● Exercise instructions
Find each line of the entries with the string "title", please, and copy it.

Element data from apps and pages
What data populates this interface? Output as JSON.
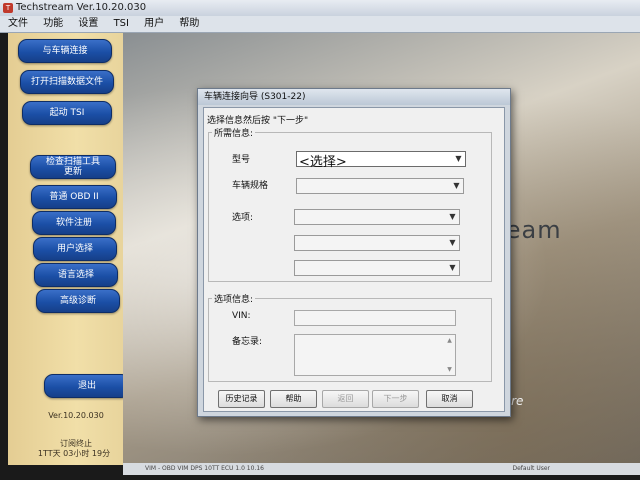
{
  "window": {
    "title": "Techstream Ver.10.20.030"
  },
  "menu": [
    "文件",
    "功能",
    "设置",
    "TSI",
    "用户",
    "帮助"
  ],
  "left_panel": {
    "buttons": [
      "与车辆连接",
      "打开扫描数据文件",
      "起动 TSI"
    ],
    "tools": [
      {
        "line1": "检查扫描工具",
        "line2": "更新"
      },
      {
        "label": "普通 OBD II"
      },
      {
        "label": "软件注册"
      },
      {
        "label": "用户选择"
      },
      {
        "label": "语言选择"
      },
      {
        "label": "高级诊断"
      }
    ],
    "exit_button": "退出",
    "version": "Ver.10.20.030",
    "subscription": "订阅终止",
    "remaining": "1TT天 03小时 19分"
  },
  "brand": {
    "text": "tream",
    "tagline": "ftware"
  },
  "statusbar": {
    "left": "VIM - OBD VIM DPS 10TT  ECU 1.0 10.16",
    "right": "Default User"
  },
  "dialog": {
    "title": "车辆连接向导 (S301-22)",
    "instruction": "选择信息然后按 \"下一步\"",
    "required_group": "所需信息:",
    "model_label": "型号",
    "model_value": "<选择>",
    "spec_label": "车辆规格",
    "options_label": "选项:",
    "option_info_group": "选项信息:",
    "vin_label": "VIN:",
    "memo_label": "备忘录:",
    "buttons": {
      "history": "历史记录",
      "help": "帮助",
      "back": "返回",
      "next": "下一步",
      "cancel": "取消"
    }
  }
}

● Task result
    "title": "Techstream Ver.10.20.030"
    "title": "车辆连接向导 (S301-22)",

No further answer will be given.